This leads us to an analysis of information monopoly as a way of locking ideas into civilization, and the context of this in herd dynamics which are divided between oblivion and stampede:

The notion of “radical monopoly” plays an important role in Illich’s critique of professionalism:

A radical monopoly goes deeper than that of any one corporation or any one government. It can take many forms. When cities are built around vehicles, they devalue human feet; when schools preempt learning, they devalue the autodidact; when hospitals draft all those who are in critical condition, they impose on society a new form of dying. Ordinary monopolies corner the market; radical monopolies disable people from doing or making things on their own. The commercial monopoly restricts the flow of commodities; the more insidious social monopoly paralyzes the output of nonmarketable use-values. Radical monopolies . . . impose a society-wide substitution of commodities for use-values by reshaping the milieu and by “appropriating” those of its general characteristics which have enabled people so far to cope on their own.

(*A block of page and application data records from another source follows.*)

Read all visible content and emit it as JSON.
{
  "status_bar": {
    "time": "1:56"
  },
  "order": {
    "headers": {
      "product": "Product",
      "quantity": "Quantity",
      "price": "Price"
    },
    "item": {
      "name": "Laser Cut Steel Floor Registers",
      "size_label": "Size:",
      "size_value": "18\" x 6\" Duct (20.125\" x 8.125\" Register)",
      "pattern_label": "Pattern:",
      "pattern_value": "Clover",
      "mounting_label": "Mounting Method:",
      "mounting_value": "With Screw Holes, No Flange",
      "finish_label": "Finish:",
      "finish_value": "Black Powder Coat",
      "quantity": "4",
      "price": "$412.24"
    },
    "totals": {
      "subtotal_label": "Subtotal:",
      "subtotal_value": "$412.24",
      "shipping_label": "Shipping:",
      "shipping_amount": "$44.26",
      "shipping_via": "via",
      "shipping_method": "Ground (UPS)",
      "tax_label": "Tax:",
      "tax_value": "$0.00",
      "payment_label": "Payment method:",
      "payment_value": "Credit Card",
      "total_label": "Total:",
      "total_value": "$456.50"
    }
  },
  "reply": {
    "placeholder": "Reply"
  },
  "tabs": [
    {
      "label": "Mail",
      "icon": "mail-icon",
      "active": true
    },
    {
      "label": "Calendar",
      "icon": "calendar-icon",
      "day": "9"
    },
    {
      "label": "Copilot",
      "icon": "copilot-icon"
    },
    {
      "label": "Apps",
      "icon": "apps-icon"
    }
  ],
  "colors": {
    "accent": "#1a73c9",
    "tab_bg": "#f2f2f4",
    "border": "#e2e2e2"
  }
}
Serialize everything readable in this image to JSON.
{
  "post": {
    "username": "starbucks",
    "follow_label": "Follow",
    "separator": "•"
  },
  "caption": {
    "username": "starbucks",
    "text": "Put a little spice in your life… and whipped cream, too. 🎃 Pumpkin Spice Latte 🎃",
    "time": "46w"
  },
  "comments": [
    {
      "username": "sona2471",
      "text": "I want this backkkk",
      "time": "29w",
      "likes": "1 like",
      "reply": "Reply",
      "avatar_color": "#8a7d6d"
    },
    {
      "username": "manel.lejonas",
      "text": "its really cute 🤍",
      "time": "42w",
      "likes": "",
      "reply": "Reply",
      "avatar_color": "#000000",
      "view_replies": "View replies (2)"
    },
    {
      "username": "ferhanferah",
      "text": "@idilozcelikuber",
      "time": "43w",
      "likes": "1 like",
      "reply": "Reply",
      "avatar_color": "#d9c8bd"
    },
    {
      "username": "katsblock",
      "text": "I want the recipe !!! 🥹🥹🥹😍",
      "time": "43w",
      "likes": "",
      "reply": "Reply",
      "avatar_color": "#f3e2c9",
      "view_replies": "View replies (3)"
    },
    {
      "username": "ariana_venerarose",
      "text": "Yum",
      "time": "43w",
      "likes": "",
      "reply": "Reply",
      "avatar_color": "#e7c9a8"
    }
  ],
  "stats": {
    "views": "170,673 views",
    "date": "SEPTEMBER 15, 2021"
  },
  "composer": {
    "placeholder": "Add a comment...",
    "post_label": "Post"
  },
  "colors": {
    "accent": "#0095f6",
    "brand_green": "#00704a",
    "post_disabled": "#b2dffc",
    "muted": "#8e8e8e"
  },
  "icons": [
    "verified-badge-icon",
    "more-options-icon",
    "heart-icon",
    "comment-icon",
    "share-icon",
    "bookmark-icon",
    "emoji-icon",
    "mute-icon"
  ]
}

Professions colonize our imaginations; or as Michel Foucault (whom Illich’s language sometimes recalls—or anticipates) might have said, they reduce us to terms in a discourse whose sovereignty we have no idea how to contest or criticize.

In other words, society tends to formalism in the older definition, which means using explicit rules and procedures instead of being based in principle and the abilities of those who rule it. Each part of it, like every ethnic group, can be counted on to act in self-interest, which begins with seizing control and achieving monopoly.

Monopoly is not always bad… but usually, it is a path to entropy. When there is only one way to rise in a system, the conditions imposed by that method take the place of reality itself, and so a feedback loop begins that drives that dialogue farther from reality and more into the terms of the system.

Formalism creates dark organization in this way. By removing incentives from real-world results and defining them in terms of the system instead, it encourages manipulation of the system, and “inverts” all definitions and goals to reflect individual human needs instead of the goals of civilization, principle, meaning, purpose, future, past and other abstract intangibles.

If Neoreaction had understood formalism in this manner, it would have understood what a disaster formalism actually is, and instead advanced formalism a general theory of not entrusting power to any self-interested groups whose self-interest does not reward the self-interest of the civilization itself, and through that, its human ecosystem and its members.